## EXERCISE DIRECTIONS
Could you find every line in the entries below that holds the word "title" and copy it?
--- DATA SUPPLIED Enclosed Below ---
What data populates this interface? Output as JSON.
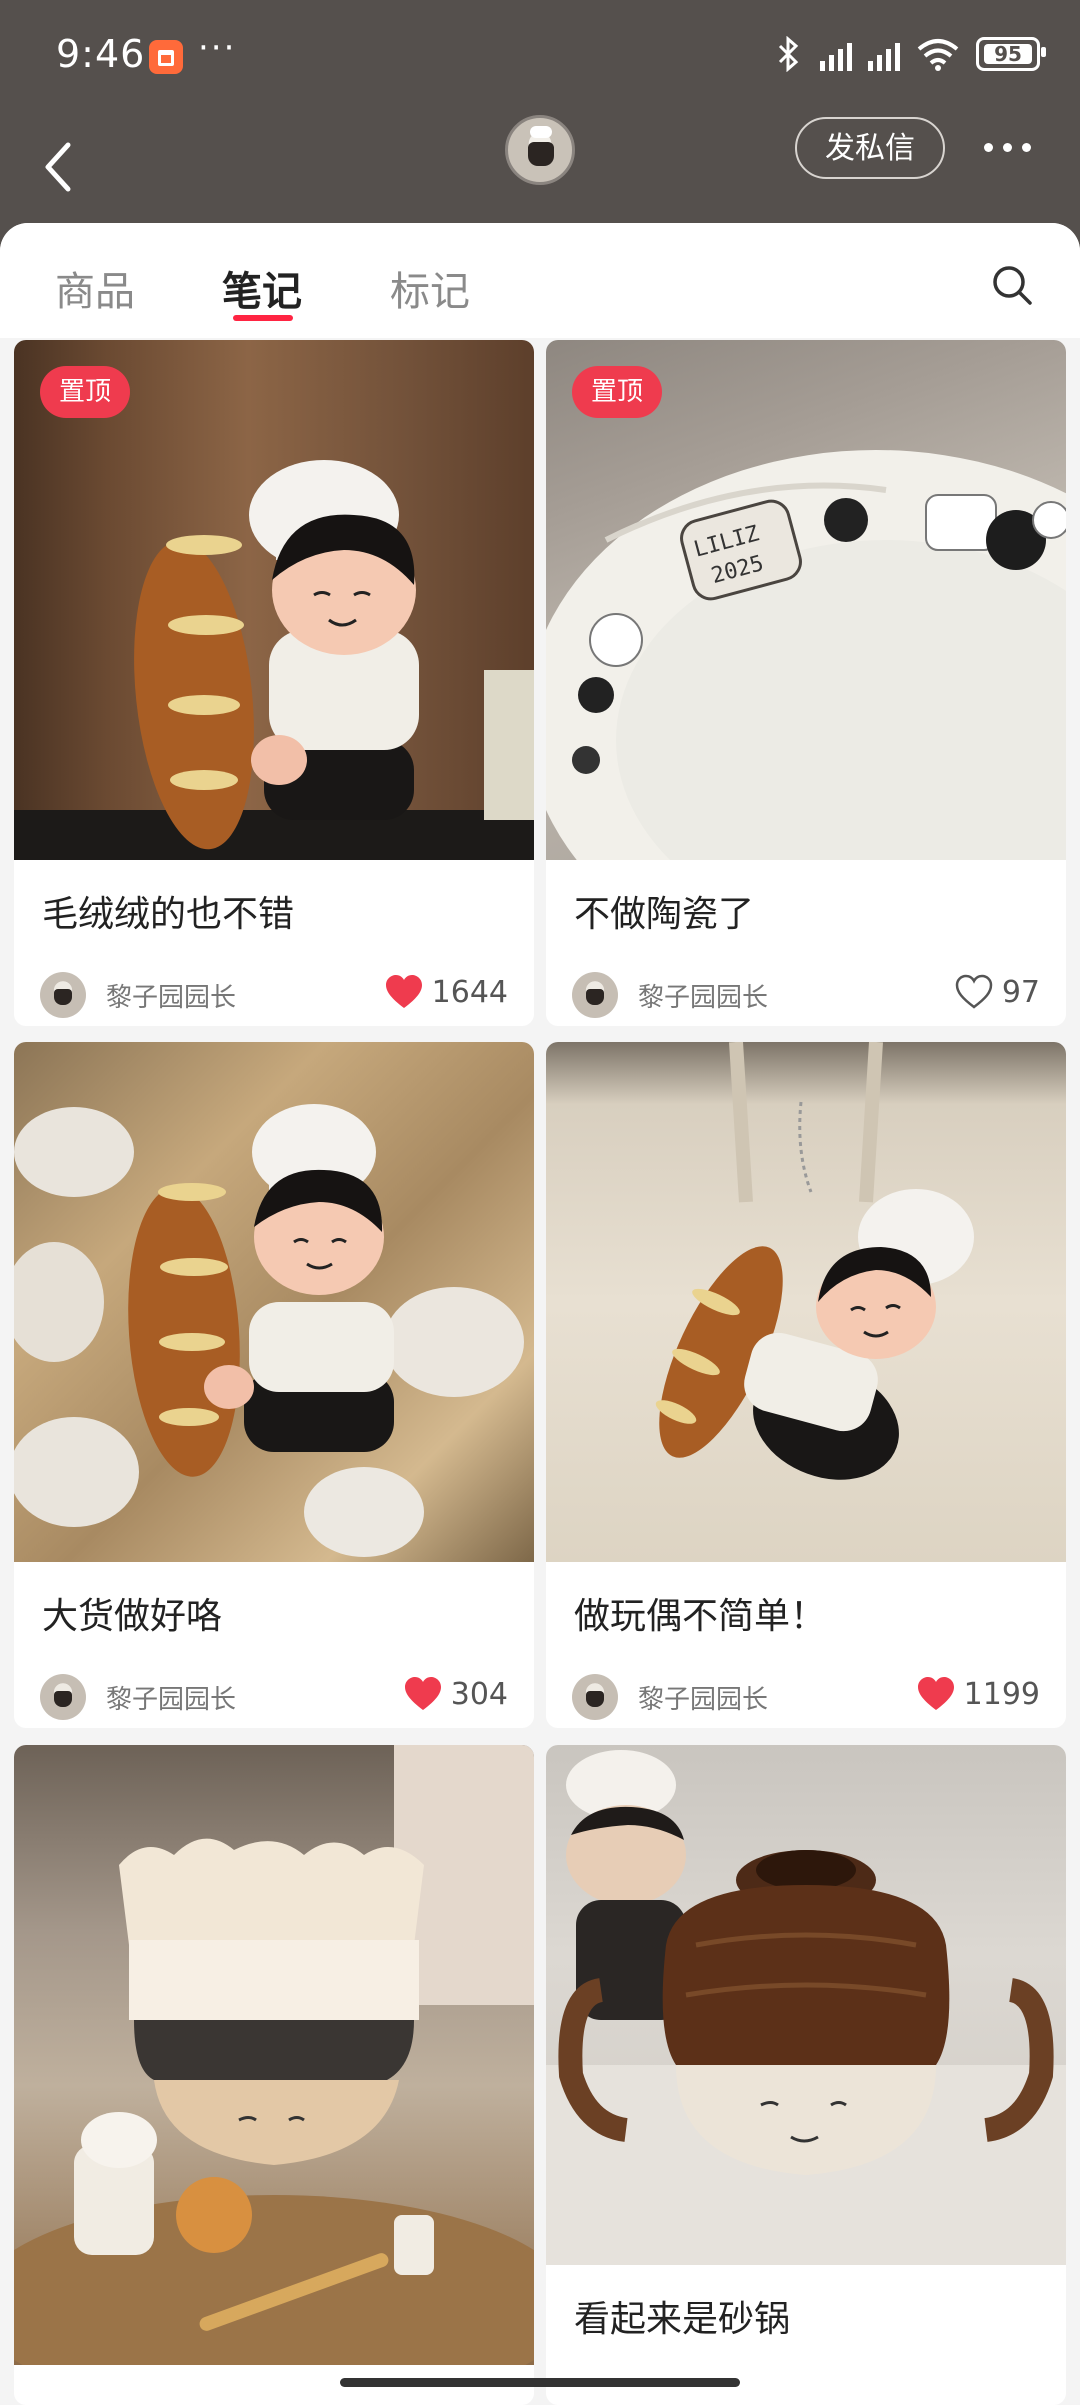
{
  "status": {
    "time": "9:46",
    "battery": "95"
  },
  "header": {
    "dm_label": "发私信"
  },
  "tabs": {
    "items": [
      "商品",
      "笔记",
      "标记"
    ],
    "active": 1
  },
  "colors": {
    "accent": "#ff2442",
    "pin": "#ef3b4e",
    "topbar": "#55504d"
  },
  "notes": [
    {
      "title": "毛绒绒的也不错",
      "pinned_label": "置顶",
      "author": "黎子园园长",
      "likes": "1644",
      "liked": true
    },
    {
      "title": "不做陶瓷了",
      "pinned_label": "置顶",
      "author": "黎子园园长",
      "likes": "97",
      "liked": false
    },
    {
      "title": "大货做好咯",
      "author": "黎子园园长",
      "likes": "304",
      "liked": true
    },
    {
      "title": "做玩偶不简单！",
      "author": "黎子园园长",
      "likes": "1199",
      "liked": true
    },
    {
      "title": ""
    },
    {
      "title": "看起来是砂锅"
    }
  ],
  "plate_text": [
    "LILIZ",
    "2025"
  ]
}
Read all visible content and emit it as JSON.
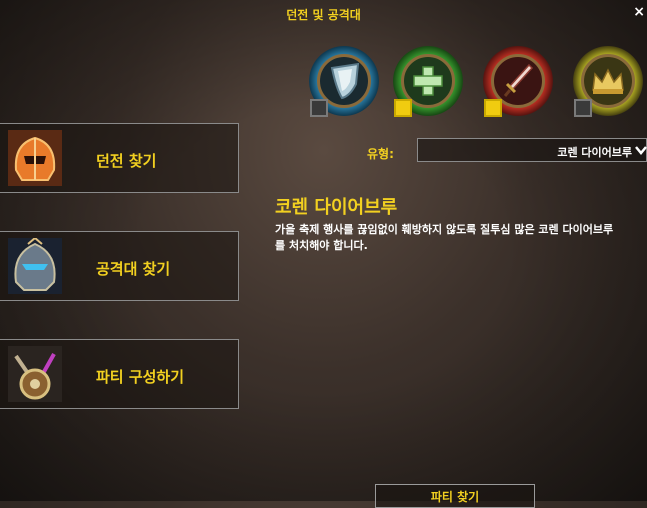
{
  "window": {
    "title": "던전 및 공격대",
    "close_glyph": "×"
  },
  "roles": [
    {
      "name": "shield-role-icon",
      "checked": false,
      "ring_color": "#2c7fa8"
    },
    {
      "name": "heal-role-icon",
      "checked": true,
      "ring_color": "#2f8a2a"
    },
    {
      "name": "damage-role-icon",
      "checked": true,
      "ring_color": "#a82a1e"
    },
    {
      "name": "leader-role-icon",
      "checked": false,
      "ring_color": "#9a9a20"
    }
  ],
  "type_selector": {
    "label": "유형:",
    "value": "코렌 다이어브루"
  },
  "dungeon": {
    "title": "코렌 다이어브루",
    "description": "가을 축제 행사를 끊임없이 훼방하지 않도록 질투심 많은 코렌 다이어브루를 처치해야 합니다."
  },
  "menu": {
    "dungeon_finder": "던전 찾기",
    "raid_finder": "공격대 찾기",
    "group_builder": "파티 구성하기"
  },
  "find_group_button": "파티 찾기",
  "colors": {
    "accent_yellow": "#f2d020"
  }
}
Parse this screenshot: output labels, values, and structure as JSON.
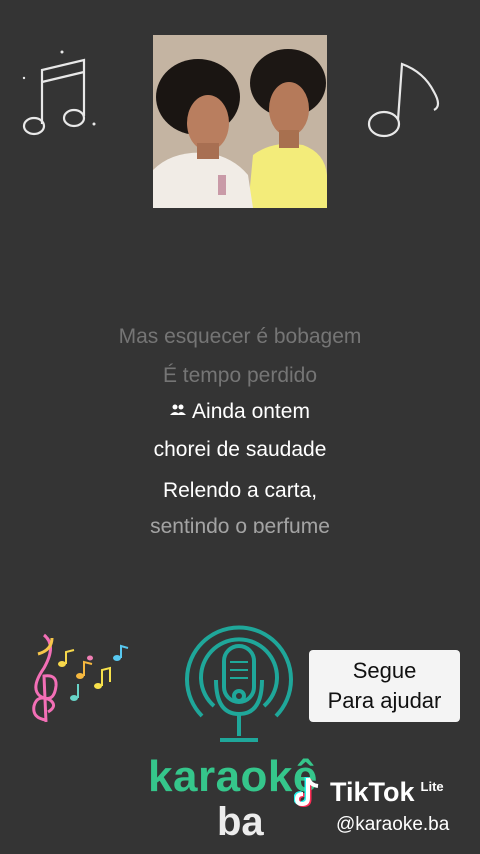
{
  "lyrics": {
    "lines": [
      "Mas esquecer é bobagem",
      "É tempo perdido",
      "Ainda ontem",
      "chorei de saudade",
      "Relendo a carta,",
      "sentindo o perfume"
    ]
  },
  "follow_card": {
    "line1": "Segue",
    "line2": "Para ajudar"
  },
  "brand": {
    "line1": "karaokê",
    "line2": "ba"
  },
  "watermark": {
    "name": "TikTok",
    "badge": "Lite",
    "handle": "@karaoke.ba"
  },
  "colors": {
    "background": "#343434",
    "brand_green": "#35c68b",
    "teal": "#1fa79a"
  },
  "icons": [
    "double-music-note-icon",
    "single-music-note-icon",
    "duet-singers-icon",
    "microphone-logo-icon",
    "colorful-notes-icon",
    "tiktok-logo-icon"
  ]
}
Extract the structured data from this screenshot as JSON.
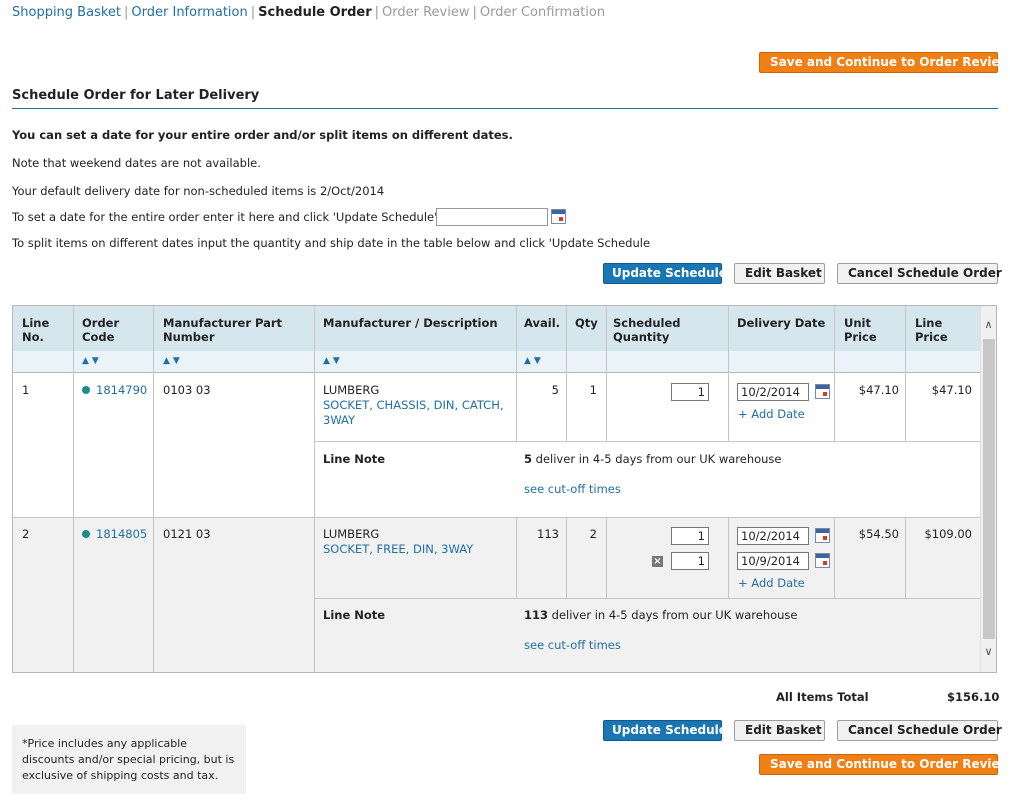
{
  "breadcrumb": {
    "steps": [
      {
        "label": "Shopping Basket"
      },
      {
        "label": "Order Information"
      },
      {
        "label": "Schedule Order"
      },
      {
        "label": "Order Review"
      },
      {
        "label": "Order Confirmation"
      }
    ],
    "separator": "|"
  },
  "actions": {
    "save_continue": "Save and Continue to Order Review",
    "update_schedule": "Update Schedule",
    "edit_basket": "Edit Basket",
    "cancel_schedule": "Cancel Schedule Order"
  },
  "section": {
    "title": "Schedule Order for Later Delivery",
    "intro": "You can set a date for your entire order and/or split items on different dates.",
    "weekend_note": "Note that weekend dates are not available.",
    "default_date": "Your default delivery date for non-scheduled items is 2/Oct/2014",
    "entire_order": "To set a date for the entire order enter it here and click 'Update Schedule'.",
    "entire_order_value": "",
    "split_note": "To split items on different dates input the quantity and ship date in the table below and click 'Update Schedule"
  },
  "table": {
    "headers": {
      "line_no": [
        "Line",
        "No."
      ],
      "order_code": [
        "Order",
        "Code"
      ],
      "mpn": [
        "Manufacturer Part",
        "Number"
      ],
      "desc": "Manufacturer / Description",
      "avail": "Avail.",
      "qty": "Qty",
      "sched_qty": [
        "Scheduled",
        "Quantity"
      ],
      "delivery": "Delivery Date",
      "unit_price": [
        "Unit",
        "Price"
      ],
      "line_price": [
        "Line",
        "Price"
      ]
    },
    "sort_icon": "▲▼",
    "add_date": "+ Add Date",
    "line_note_label": "Line Note",
    "cutoff": "see cut-off times",
    "remove_icon": "×",
    "rows": [
      {
        "line": "1",
        "code": "1814790",
        "mpn": "0103 03",
        "manufacturer": "LUMBERG",
        "description": [
          "SOCKET, CHASSIS, DIN, CATCH,",
          "3WAY"
        ],
        "avail": "5",
        "qty": "1",
        "schedule": [
          {
            "qty": "1",
            "date": "10/2/2014"
          }
        ],
        "unit_price": "$47.10",
        "line_price": "$47.10",
        "note_qty": "5",
        "note_text": " deliver in 4-5 days from our UK warehouse"
      },
      {
        "line": "2",
        "code": "1814805",
        "mpn": "0121 03",
        "manufacturer": "LUMBERG",
        "description": [
          "SOCKET, FREE, DIN, 3WAY"
        ],
        "avail": "113",
        "qty": "2",
        "schedule": [
          {
            "qty": "1",
            "date": "10/2/2014"
          },
          {
            "qty": "1",
            "date": "10/9/2014"
          }
        ],
        "unit_price": "$54.50",
        "line_price": "$109.00",
        "note_qty": "113",
        "note_text": " deliver in 4-5 days from our UK warehouse"
      }
    ]
  },
  "totals": {
    "label": "All Items Total",
    "value": "$156.10"
  },
  "footnote": "*Price includes any applicable discounts and/or special pricing, but is exclusive of shipping costs and tax.",
  "colors": {
    "link": "#1f6fa6",
    "orange_button": "#f07f16",
    "blue_button": "#1a76b3",
    "header_bg": "#d6e6ef",
    "stock_dot": "#1a8f8a"
  }
}
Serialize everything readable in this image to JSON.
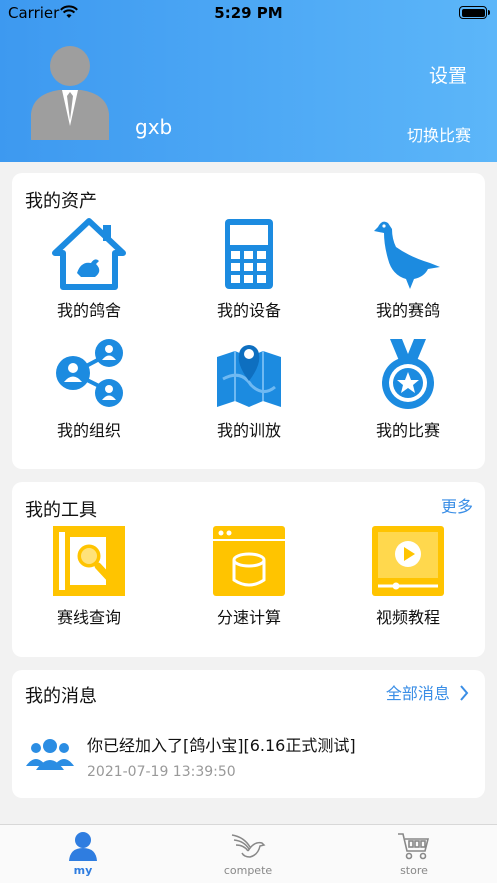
{
  "status_bar": {
    "carrier": "Carrier",
    "time": "5:29 PM"
  },
  "header": {
    "username": "gxb",
    "settings_label": "设置",
    "switch_label": "切换比赛"
  },
  "colors": {
    "header_start": "#3d99f0",
    "header_end": "#5cb6f9",
    "icon_blue": "#1c8be0",
    "icon_yellow": "#ffc400",
    "link_blue": "#3a8ee6",
    "tab_active": "#2f7de0"
  },
  "assets": {
    "title": "我的资产",
    "items": [
      {
        "label": "我的鸽舍",
        "icon": "house-pigeon-icon"
      },
      {
        "label": "我的设备",
        "icon": "device-icon"
      },
      {
        "label": "我的赛鸽",
        "icon": "pigeon-icon"
      },
      {
        "label": "我的组织",
        "icon": "organization-icon"
      },
      {
        "label": "我的训放",
        "icon": "map-pin-icon"
      },
      {
        "label": "我的比赛",
        "icon": "medal-icon"
      }
    ]
  },
  "tools": {
    "title": "我的工具",
    "more_label": "更多",
    "items": [
      {
        "label": "赛线查询",
        "icon": "search-book-icon"
      },
      {
        "label": "分速计算",
        "icon": "calculator-window-icon"
      },
      {
        "label": "视频教程",
        "icon": "video-icon"
      }
    ]
  },
  "messages": {
    "title": "我的消息",
    "all_label": "全部消息",
    "items": [
      {
        "text": "你已经加入了[鸽小宝][6.16正式测试]",
        "time": "2021-07-19 13:39:50",
        "icon": "group-icon"
      }
    ]
  },
  "tabbar": {
    "tabs": [
      {
        "label": "my",
        "icon": "person-icon",
        "active": true
      },
      {
        "label": "compete",
        "icon": "pigeon-wing-icon",
        "active": false
      },
      {
        "label": "store",
        "icon": "cart-icon",
        "active": false
      }
    ]
  }
}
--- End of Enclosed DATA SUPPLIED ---
## ANSWER SECTION
      "title": "毛绒绒的也不错",
      "title": "不做陶瓷了",
      "title": "大货做好咯",
      "title": "做玩偶不简单！",
      "title": ""
      "title": "看起来是砂锅"
    "title": "던전 및 공격대",
    "title": "코렌 다이어브루",
    "title": "Schedule Order for Later Delivery",
    "title": "我的资产",
    "title": "我的工具",
    "title": "我的消息",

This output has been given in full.